A key to successful personalized and customized medicine is knowledge of a person’s genetic profile. Next-generation sequencing (NGS), which has seen a dramatic drop in cost, plays a vital role in this cause, thanks to its ability to sequence a genome (i.e., the human genome). DNA sequencers in the life sciences can generate a terabyte (one trillion bytes) of data per minute, according to Wu Feng of the Dept. of Computer Science in the College of Engineering at Virginia Tech (Blacksburg, Va.).

Feng says that the size of DNA sequence databases will increase 10-fold every 18 months. However, Moore’s Law implies that a processor can compute on such increases by only two-fold every 24 months. That means the rate of data generation is far outstripping a processor’s capability to compute on it.

Tackling that challenge, Feng led a research team that, after two years, has created a new generation of efficient data management and analysis software for large-scale, data-intensive scientific applications “in the cloud.” Cloud computing refers to a large number of globally connected computers that can simultaneously run a program at a large scale. The team developed two software-based research artifacts called SeqInCloud and CloudFlow.

SeqInCloud combined with Microsoft’s Azure cloud-computing platform and infrastructure, provides a portable cloud solution for next-generation sequence analysis. It optimizes data management (e.g., data partitioning and data transfer) to enhance performance and resource use of cloud resources.

CloudFlow is the team’s scaffolding for managing workflows, such as SeqInCloud.
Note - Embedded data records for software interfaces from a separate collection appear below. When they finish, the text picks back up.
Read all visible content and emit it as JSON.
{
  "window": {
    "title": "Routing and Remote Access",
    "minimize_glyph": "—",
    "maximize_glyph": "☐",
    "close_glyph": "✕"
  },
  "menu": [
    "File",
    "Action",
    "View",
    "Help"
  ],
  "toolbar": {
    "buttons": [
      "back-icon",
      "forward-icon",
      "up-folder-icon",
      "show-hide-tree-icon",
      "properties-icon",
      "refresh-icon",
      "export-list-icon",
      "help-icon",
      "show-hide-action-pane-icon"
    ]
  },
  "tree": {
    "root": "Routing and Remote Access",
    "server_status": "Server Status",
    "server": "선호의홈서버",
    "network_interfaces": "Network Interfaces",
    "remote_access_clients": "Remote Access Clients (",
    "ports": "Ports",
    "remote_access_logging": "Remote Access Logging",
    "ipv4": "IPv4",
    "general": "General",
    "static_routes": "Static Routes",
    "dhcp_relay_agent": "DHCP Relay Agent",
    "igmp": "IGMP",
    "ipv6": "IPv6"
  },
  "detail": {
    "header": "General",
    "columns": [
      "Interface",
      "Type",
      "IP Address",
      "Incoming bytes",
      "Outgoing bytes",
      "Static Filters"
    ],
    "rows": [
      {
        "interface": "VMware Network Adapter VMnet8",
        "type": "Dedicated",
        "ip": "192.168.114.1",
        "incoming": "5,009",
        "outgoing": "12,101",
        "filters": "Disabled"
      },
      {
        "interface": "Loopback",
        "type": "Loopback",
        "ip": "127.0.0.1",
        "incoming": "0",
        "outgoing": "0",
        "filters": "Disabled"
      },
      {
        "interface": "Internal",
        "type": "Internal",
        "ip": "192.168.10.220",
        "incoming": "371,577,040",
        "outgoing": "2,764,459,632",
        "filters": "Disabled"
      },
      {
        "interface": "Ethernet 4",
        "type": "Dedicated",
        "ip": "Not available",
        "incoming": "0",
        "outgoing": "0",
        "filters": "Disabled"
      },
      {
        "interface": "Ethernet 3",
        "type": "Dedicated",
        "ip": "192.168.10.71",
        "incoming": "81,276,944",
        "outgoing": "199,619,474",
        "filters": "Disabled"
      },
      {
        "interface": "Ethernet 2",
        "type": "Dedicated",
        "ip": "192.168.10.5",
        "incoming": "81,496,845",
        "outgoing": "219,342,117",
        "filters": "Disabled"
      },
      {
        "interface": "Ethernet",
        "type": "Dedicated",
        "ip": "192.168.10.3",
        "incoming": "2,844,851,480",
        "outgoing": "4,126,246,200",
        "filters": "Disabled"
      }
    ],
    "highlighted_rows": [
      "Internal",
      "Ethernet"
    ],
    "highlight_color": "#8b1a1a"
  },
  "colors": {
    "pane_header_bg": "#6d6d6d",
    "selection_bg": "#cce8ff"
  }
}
A researcher can install this software to allow the construction of pipelines that simultaneously use the client and cloud resources for running the pipeline and automating data transfers, says Feng.

Feng announced the research development in October at the O’Reilly Strata Conference + Hadoop World, held in New York City, N.Y.